8. Ready the Guest Room
If you’ll be playing host to friends and family this season, now’s the time to get the guest bedroom in good shape. A fresh coat of paint or new bedding can make the space more inviting and won’t break the bank. Don’t have a spare bedroom? Alternative guest bed ideas, like cots, air mattresses, or pull-out sofas, can quickly turn any room into a bedroom.
9. Insulate the Water Heater
Your water heater is probably installed in an unheated environment, like a basement or a garage. Insulating your appliance is an absolute must to prevent it from losing heat. Choose an insulating water heater blanket (like Frost King’s all-season water heater insulation blanket) that’s the right size for your tank, and follow the manufacturer’s instructions for installation. This quick task could save you 4 to 9 percent in water heating costs, and pay for itself in about a year.

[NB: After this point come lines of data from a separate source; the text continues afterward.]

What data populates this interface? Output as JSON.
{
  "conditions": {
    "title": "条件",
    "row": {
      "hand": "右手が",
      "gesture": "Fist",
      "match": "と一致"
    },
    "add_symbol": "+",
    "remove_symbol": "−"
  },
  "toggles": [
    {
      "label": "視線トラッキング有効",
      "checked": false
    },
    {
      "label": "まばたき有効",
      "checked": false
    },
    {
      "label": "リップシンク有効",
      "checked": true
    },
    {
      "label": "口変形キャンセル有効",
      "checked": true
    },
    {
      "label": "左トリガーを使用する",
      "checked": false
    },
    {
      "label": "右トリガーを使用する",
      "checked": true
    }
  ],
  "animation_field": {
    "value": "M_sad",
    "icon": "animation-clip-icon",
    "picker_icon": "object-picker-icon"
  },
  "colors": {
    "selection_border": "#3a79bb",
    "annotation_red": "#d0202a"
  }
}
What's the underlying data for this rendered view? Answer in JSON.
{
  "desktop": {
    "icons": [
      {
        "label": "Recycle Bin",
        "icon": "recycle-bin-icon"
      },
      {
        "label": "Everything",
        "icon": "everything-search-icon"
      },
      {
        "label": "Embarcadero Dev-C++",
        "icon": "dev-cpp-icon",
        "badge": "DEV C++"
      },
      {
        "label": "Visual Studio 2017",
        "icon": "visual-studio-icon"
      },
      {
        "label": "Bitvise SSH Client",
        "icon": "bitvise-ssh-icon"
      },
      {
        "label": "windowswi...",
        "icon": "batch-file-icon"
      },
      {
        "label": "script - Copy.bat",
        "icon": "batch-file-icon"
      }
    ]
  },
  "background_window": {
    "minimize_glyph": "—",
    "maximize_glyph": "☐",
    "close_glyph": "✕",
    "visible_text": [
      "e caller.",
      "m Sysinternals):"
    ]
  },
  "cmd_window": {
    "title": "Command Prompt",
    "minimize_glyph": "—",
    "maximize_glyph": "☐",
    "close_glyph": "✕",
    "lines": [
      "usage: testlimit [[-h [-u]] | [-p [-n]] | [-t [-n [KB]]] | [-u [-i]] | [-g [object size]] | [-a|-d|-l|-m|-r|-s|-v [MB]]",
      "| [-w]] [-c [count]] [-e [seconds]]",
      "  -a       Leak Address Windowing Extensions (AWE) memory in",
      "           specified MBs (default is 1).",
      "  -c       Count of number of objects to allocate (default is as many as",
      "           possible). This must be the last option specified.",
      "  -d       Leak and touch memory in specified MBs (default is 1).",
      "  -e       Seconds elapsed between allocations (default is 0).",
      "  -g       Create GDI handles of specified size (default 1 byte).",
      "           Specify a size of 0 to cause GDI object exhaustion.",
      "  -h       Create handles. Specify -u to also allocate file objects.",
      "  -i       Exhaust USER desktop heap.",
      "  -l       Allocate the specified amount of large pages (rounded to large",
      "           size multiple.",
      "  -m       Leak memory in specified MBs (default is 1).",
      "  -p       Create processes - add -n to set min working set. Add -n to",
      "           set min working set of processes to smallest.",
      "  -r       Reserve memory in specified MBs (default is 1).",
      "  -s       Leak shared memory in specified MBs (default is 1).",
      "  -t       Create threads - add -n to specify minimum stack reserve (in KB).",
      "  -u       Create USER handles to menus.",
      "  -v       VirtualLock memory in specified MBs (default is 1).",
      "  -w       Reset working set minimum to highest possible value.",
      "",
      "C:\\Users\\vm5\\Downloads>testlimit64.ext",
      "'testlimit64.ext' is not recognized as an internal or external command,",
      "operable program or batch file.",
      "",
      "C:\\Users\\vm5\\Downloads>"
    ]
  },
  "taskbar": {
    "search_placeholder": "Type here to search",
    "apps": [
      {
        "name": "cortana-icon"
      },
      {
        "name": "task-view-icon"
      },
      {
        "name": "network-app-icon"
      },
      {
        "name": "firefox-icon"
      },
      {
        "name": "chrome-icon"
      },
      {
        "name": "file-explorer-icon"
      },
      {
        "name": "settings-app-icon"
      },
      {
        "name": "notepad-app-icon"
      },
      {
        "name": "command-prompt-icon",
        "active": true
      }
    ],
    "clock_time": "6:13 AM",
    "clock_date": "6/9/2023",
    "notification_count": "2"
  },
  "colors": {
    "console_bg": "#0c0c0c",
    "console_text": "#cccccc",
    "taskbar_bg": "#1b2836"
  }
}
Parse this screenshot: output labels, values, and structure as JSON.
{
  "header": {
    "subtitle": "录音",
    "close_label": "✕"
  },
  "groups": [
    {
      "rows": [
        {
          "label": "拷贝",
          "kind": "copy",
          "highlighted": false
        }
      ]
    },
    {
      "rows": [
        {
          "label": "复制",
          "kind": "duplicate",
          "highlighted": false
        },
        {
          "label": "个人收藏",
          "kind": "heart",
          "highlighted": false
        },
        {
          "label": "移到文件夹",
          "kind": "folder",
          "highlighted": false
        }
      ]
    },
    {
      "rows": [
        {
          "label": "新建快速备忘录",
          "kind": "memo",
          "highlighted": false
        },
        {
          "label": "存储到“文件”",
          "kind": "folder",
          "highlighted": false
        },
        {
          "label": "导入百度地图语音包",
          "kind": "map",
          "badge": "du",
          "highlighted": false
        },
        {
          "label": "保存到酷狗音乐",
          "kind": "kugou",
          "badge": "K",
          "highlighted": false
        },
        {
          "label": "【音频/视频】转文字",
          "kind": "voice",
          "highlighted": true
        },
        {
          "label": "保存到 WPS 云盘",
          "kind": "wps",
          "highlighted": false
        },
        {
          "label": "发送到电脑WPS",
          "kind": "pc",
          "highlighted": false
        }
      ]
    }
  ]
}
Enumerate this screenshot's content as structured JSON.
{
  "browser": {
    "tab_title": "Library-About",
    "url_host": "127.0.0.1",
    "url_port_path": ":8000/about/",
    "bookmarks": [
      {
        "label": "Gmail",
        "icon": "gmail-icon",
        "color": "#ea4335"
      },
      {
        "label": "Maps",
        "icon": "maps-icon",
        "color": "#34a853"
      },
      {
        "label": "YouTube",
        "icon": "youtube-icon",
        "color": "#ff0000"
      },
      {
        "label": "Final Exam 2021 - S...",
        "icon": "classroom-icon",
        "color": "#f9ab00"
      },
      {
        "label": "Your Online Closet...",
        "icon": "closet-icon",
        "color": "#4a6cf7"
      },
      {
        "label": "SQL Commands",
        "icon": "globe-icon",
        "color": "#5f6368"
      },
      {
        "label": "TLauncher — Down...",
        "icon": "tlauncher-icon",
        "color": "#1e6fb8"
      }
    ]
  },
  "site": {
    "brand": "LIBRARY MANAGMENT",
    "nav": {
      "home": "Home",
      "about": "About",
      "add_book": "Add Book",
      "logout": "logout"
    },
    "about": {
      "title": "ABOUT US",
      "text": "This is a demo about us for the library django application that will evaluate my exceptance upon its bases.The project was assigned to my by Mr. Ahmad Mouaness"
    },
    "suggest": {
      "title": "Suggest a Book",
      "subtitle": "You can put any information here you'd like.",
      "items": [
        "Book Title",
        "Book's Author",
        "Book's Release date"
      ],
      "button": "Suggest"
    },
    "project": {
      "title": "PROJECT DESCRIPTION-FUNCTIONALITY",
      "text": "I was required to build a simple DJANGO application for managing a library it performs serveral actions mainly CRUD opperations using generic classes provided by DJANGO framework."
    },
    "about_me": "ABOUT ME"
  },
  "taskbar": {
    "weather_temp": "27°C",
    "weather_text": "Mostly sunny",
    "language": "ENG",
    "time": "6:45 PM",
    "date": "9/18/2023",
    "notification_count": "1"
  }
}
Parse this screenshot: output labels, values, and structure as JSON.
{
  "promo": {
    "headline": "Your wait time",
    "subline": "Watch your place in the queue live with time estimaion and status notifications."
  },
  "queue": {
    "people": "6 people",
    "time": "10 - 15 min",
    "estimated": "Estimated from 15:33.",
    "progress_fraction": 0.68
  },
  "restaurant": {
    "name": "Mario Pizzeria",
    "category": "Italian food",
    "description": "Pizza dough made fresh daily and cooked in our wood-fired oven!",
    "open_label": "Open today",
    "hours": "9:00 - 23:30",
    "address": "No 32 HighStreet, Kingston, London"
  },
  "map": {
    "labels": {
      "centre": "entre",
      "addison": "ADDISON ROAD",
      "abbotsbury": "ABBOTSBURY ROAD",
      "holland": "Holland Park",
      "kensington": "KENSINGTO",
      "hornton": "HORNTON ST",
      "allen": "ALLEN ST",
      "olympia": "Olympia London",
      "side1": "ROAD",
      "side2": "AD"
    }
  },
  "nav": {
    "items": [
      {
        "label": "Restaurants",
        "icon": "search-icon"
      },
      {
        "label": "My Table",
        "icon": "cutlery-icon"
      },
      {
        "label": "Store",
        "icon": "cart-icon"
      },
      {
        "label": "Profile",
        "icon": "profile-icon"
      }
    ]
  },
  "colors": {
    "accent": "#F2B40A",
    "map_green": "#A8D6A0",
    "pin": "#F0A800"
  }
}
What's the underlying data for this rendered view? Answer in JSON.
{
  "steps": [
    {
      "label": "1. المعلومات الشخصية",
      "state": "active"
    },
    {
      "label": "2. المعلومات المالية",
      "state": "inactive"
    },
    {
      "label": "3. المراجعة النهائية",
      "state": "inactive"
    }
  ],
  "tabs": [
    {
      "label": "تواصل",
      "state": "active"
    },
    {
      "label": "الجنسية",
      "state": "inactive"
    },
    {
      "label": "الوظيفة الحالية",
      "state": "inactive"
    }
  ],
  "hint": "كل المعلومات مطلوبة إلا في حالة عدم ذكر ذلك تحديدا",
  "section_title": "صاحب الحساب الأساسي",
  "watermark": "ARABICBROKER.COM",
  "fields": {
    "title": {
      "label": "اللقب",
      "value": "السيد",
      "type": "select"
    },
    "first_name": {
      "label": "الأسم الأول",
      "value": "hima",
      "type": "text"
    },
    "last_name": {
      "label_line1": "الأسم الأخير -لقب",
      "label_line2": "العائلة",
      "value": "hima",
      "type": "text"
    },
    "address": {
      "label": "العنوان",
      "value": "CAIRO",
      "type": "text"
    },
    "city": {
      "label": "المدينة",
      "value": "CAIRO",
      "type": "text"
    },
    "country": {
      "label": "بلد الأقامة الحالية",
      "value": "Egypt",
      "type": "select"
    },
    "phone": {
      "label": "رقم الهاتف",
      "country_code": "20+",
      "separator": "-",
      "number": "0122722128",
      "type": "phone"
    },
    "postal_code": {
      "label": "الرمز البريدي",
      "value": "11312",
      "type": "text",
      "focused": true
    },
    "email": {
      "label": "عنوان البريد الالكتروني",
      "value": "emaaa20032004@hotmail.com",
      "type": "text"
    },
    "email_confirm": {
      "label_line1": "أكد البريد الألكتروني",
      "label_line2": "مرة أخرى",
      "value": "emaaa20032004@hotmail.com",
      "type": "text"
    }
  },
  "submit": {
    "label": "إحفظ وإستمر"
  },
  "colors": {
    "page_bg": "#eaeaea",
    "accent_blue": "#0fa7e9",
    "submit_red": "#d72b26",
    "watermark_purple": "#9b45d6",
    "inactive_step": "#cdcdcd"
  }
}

10. Clean Your Cooking Appliances
Your kitchen will likely be in overdrive for the Thanksgiving holiday, which is why now is the time to minimize the risk of grease fires and make sure your stovetop and drip pans are clean. Go ahead and clean the oven, too, with a nontoxic, fume-free mix of baking soda, water, and vinegar. Just don’t use the self-clean function on your oven right before the big day: Self-cleaning puts strain on your appliance and could result in a maintenance call—or worse.